For harder bugs we generally need to be able to reproduce the bug by re-recording instead of just working off a single recorded trace, if we're going to make any progress. Re-recording with the system-call buffering optimization disabled is very helpful; it's a lot slower, but we'll check registers/counters at every single system call and catch divergences earlier. If the bug disappears entirely, we can safely bet it's in the syscall-buffering logic itself and we can easily narrow down which syscall wrapper is responsible. A similar but more aggressive approach which I've used in some desperate situations is to set the scheduler to context-switch every small number of conditional branches, and suppress noop-reschedule elision, so the trace records the register state very frequently ... effective, but often impractically slow.
Another tool in our toolbox is memory checksumming. To catch bugs where a memory location diverges and we don't catch the divergence until much later, rr has command-line options to periodically checksum memory regions and include those checksums in the trace. During replay we check the checksums to see if memory has diverged. For when you're close to the target, you can also dump actual memory contents and compare them. I don't use this facility very much, but when you need it, you really need it.
For bugs where we know we've recorded the correct data but replay goes wrong, we have the ability to record rr replay under rr (and, obviously, replay it), so we can actually use reverse-execution debugging to debug rr's replay code. I haven't used this a lot yet, since I got it working relatively recently, and sometimes it falls over ("and then you have two problems"), but when it works you get the feeling of lightning shooting out of your fingertips.
One general rule that I learned at Mozilla is to be very aggressive about using assertions to check invariants. This helps detect bugs closer to the root cause. Generally rr has assertions enabled all the time; the performance impact is not usually an issue since rr's efficiency (apart from the syscallbuf code) mostly comes down to switching from the application to rr as infrequently as possible. If we're running rr code, we're already losing.
Some of the hardest divergence bugs we've had in rr have been misbehavior in the hardware conditional-branch counter, either induced by OS/VM issues or by actual hardware bugs. These are agony. Definitely study Intel's errata sheets, read kernel source, and test carefully across different CPU/VM configurations.

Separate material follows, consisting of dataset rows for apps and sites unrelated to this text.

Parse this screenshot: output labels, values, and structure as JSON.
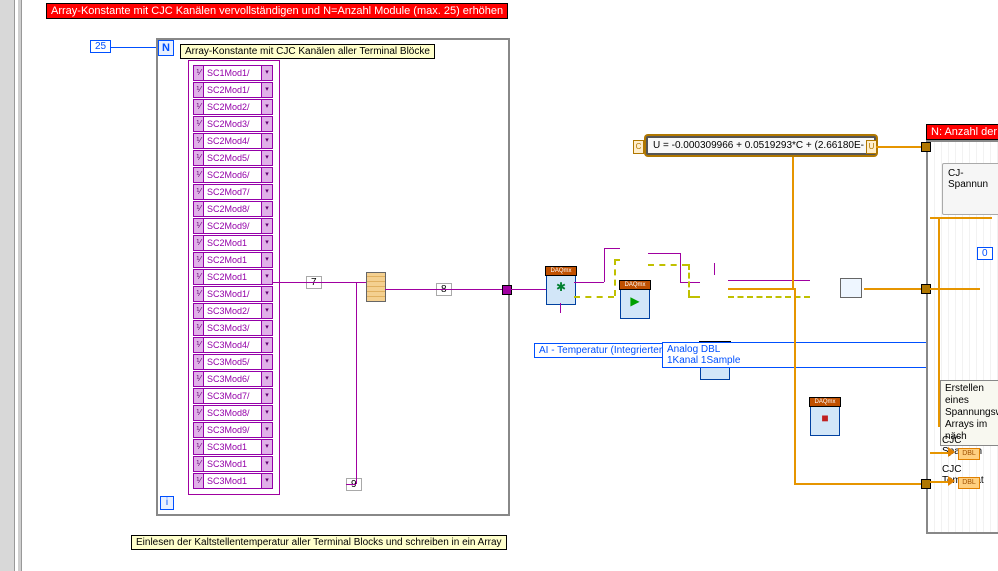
{
  "banner_top": "Array-Konstante mit CJC Kanälen vervollständigen und N=Anzahl Module (max. 25) erhöhen",
  "n_value": "25",
  "n_label": "N",
  "array_label": "Array-Konstante mit CJC Kanälen aller Terminal Blöcke",
  "channels": [
    "SC1Mod1/",
    "SC2Mod1/",
    "SC2Mod2/",
    "SC2Mod3/",
    "SC2Mod4/",
    "SC2Mod5/",
    "SC2Mod6/",
    "SC2Mod7/",
    "SC2Mod8/",
    "SC2Mod9/",
    "SC2Mod1",
    "SC2Mod1",
    "SC2Mod1",
    "SC3Mod1/",
    "SC3Mod2/",
    "SC3Mod3/",
    "SC3Mod4/",
    "SC3Mod5/",
    "SC3Mod6/",
    "SC3Mod7/",
    "SC3Mod8/",
    "SC3Mod9/",
    "SC3Mod1",
    "SC3Mod1",
    "SC3Mod1"
  ],
  "wire_7": "7",
  "wire_8": "8",
  "wire_9": "9",
  "i_label": "i",
  "bottom_comment": "Einlesen der Kaltstellentemperatur aller Terminal Blocks und schreiben in ein Array",
  "expr": "U = -0.000309966 + 0.0519293*C + (2.66180E-",
  "expr_C": "C",
  "expr_U": "U",
  "daq_hdr": "DAQmx",
  "ai_ring": "AI - Temperatur (Integrierter Sensor)",
  "read_ring_l1": "Analog DBL",
  "read_ring_l2": "1Kanal 1Sample",
  "right_banner": "N: Anzahl der",
  "right_label": "CJ-Spannun",
  "right_zero": "0",
  "right_comment_l1": "Erstellen eines",
  "right_comment_l2": "Spannungswer",
  "right_comment_l3": "Arrays im näch",
  "indic1": "CJC Spannun",
  "indic2": "CJC Temperat",
  "dbl": "DBL"
}
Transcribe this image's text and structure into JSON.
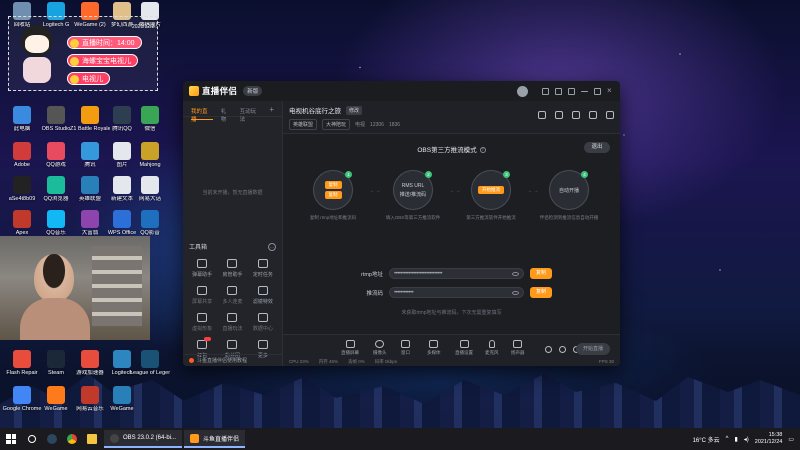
{
  "desktop": {
    "icons_top": [
      "Logitech G",
      "WeGame (2)",
      "梦幻西游",
      "微信图片"
    ],
    "icons_col1": [
      "回收站",
      "此电脑",
      "Adobe",
      "QQ影音",
      "aSe4t8b09",
      "Apex",
      "Flash Repair",
      "Google Chrome"
    ],
    "icons_col2": [
      "Logitech",
      "OBS Studio",
      "QQ游戏",
      "QQ音乐",
      "QQ浏览器",
      "Steam",
      "WeGame"
    ],
    "icons_col3": [
      "WeGame",
      "Z1 Battle Royale",
      "腾讯",
      "英雄联盟",
      "大富翁",
      "游戏加速器",
      "网易云音乐",
      "WPS Office"
    ],
    "icons_col4": [
      "新建文本",
      "微信",
      "腾讯QQ",
      "图片",
      "Mahjong",
      "网易大话",
      "League of Legends"
    ],
    "right_text": "2021/12/2..."
  },
  "overlay": {
    "pill1": "直播时间：14:00",
    "pill2": "海螺宝宝电视儿",
    "pill3": "电视儿"
  },
  "app": {
    "logo": "直播伴侣",
    "version": "新版",
    "left_tabs": [
      "我的直播",
      "礼物",
      "互动玩法"
    ],
    "left_empty": "当前未开播，暂无直播数据",
    "tools_title": "工具箱",
    "tools": [
      {
        "label": "弹幕助手"
      },
      {
        "label": "房管助手"
      },
      {
        "label": "定时任务"
      },
      {
        "label": "屏幕共享"
      },
      {
        "label": "多人连麦"
      },
      {
        "label": "滤镜特效"
      },
      {
        "label": "虚拟形象"
      },
      {
        "label": "直播玩法"
      },
      {
        "label": "数据中心"
      },
      {
        "label": "红包"
      },
      {
        "label": "粉丝团"
      },
      {
        "label": "更多"
      }
    ],
    "left_footer": "斗鱼直播伴侣使用教程",
    "room": {
      "title": "电视机谷底行之旅",
      "tag": "修改",
      "category": "英雄联盟",
      "sub": "大神陪玩",
      "meta_label": "电视",
      "meta_value": "12306",
      "fans": "1836"
    },
    "mode_title": "OBS第三方推流模式",
    "exit": "退出",
    "steps": [
      {
        "num": "1",
        "btn1": "复制",
        "btn2": "复制",
        "cap": "复制 rtmp地址和推流码"
      },
      {
        "num": "2",
        "line1": "RMS URL",
        "line2": "推送/推流码",
        "cap": "填入OBS等第三方推流软件"
      },
      {
        "num": "3",
        "btn1": "开始推流",
        "cap": "第三方推流软件开始推流"
      },
      {
        "num": "4",
        "line1": "自动开播",
        "cap": "伴侣检测到推流信息自动开播"
      }
    ],
    "rtmp_label": "rtmp地址",
    "rtmp_value": "••••••••••••••••••••••••••••••",
    "key_label": "推流码",
    "key_value": "••••••••••••",
    "copy": "复制",
    "hint": "未获取rtmp地址与推流码，下次无需重复填写",
    "bottom": [
      "直播屏幕",
      "摄像头",
      "窗口",
      "多媒体",
      "直播设置",
      "麦克风",
      "扬声器"
    ],
    "start_live": "开始直播",
    "status_left": [
      "CPU 23%",
      "内存 45%",
      "丢帧 0%",
      "码率 0kbps"
    ],
    "status_right": "FPS 30"
  },
  "taskbar": {
    "task1": "OBS 23.0.2 (64-bi...",
    "task2": "斗鱼直播伴侣",
    "weather": "16°C 多云",
    "time": "15:38",
    "date": "2021/12/24"
  }
}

I hope this helps! I'm always glad to answer questions about rr :-).